Exercise directions: If a line in the material below has the string "nVOLUME", copy it out.

Task data:
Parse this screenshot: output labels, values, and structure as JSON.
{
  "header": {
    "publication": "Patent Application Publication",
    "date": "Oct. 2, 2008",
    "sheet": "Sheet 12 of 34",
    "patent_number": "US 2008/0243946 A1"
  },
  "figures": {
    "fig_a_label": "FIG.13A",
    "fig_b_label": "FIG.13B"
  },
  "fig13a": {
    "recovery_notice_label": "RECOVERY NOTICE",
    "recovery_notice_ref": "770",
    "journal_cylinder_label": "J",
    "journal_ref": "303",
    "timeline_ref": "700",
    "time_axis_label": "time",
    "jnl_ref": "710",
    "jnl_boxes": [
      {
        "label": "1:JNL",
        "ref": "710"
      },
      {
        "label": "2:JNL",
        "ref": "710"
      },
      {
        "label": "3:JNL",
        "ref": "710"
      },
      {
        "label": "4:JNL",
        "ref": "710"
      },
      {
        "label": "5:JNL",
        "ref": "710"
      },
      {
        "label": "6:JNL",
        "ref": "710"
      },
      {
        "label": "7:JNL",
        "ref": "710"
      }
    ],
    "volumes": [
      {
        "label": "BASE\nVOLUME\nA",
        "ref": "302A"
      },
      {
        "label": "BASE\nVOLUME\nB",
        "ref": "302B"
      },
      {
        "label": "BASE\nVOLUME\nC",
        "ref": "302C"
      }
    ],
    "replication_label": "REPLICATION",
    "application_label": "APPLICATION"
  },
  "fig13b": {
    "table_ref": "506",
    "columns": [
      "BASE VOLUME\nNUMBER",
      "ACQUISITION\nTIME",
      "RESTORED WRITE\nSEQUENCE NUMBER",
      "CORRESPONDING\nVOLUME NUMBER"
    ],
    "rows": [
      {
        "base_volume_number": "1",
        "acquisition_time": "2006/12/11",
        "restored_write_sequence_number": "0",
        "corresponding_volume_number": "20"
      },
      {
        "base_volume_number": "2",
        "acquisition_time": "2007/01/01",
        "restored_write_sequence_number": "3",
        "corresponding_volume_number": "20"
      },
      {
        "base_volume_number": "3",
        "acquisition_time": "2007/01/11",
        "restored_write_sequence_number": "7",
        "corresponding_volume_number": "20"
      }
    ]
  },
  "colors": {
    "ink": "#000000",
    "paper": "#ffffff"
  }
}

Written answer:
        "label": "BASE\nVOLUME\nA",
        "label": "BASE\nVOLUME\nB",
        "label": "BASE\nVOLUME\nC",
      "CORRESPONDING\nVOLUME NUMBER"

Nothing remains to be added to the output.